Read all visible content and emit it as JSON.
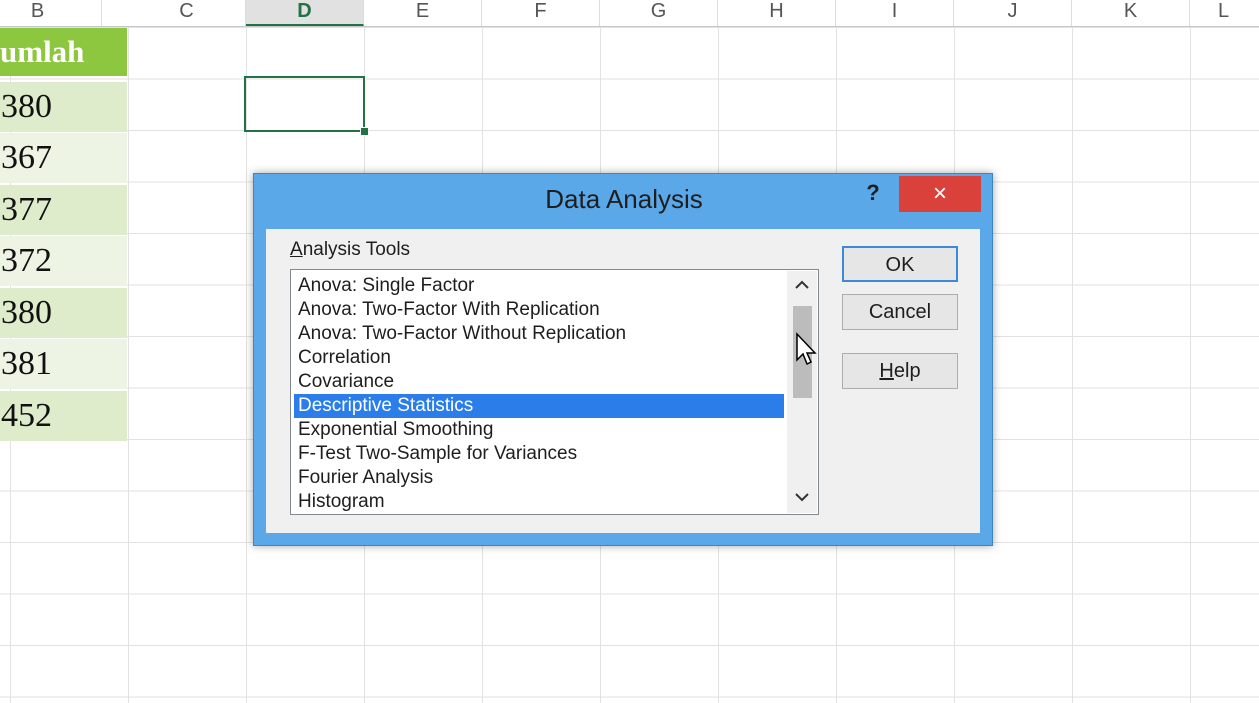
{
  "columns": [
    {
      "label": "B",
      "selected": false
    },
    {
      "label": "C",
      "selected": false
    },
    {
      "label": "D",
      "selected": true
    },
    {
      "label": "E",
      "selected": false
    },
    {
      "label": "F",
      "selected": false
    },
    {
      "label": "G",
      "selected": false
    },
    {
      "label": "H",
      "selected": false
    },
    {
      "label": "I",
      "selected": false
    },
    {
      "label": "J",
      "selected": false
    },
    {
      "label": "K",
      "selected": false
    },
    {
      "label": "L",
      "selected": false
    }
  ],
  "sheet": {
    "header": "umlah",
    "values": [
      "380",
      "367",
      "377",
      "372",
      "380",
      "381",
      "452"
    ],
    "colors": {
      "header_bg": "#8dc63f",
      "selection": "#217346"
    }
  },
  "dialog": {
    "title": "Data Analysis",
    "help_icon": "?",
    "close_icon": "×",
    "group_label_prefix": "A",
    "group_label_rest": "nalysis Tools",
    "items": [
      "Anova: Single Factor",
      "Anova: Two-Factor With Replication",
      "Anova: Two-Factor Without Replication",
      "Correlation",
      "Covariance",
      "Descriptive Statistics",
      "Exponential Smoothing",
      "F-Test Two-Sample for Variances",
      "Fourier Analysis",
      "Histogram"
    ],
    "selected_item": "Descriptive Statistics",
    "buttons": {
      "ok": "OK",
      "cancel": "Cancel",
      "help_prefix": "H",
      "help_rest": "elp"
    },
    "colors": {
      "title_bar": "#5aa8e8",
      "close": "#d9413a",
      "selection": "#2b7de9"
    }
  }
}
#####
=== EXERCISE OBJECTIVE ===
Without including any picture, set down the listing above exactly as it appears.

=== REPLY ===
Read all visible content and emit it as JSON.
{
  "columns": [
    {
      "label": "B",
      "selected": false
    },
    {
      "label": "C",
      "selected": false
    },
    {
      "label": "D",
      "selected": true
    },
    {
      "label": "E",
      "selected": false
    },
    {
      "label": "F",
      "selected": false
    },
    {
      "label": "G",
      "selected": false
    },
    {
      "label": "H",
      "selected": false
    },
    {
      "label": "I",
      "selected": false
    },
    {
      "label": "J",
      "selected": false
    },
    {
      "label": "K",
      "selected": false
    },
    {
      "label": "L",
      "selected": false
    }
  ],
  "sheet": {
    "header": "umlah",
    "values": [
      "380",
      "367",
      "377",
      "372",
      "380",
      "381",
      "452"
    ],
    "colors": {
      "header_bg": "#8dc63f",
      "selection": "#217346"
    }
  },
  "dialog": {
    "title": "Data Analysis",
    "help_icon": "?",
    "close_icon": "×",
    "group_label_prefix": "A",
    "group_label_rest": "nalysis Tools",
    "items": [
      "Anova: Single Factor",
      "Anova: Two-Factor With Replication",
      "Anova: Two-Factor Without Replication",
      "Correlation",
      "Covariance",
      "Descriptive Statistics",
      "Exponential Smoothing",
      "F-Test Two-Sample for Variances",
      "Fourier Analysis",
      "Histogram"
    ],
    "selected_item": "Descriptive Statistics",
    "buttons": {
      "ok": "OK",
      "cancel": "Cancel",
      "help_prefix": "H",
      "help_rest": "elp"
    },
    "colors": {
      "title_bar": "#5aa8e8",
      "close": "#d9413a",
      "selection": "#2b7de9"
    }
  }
}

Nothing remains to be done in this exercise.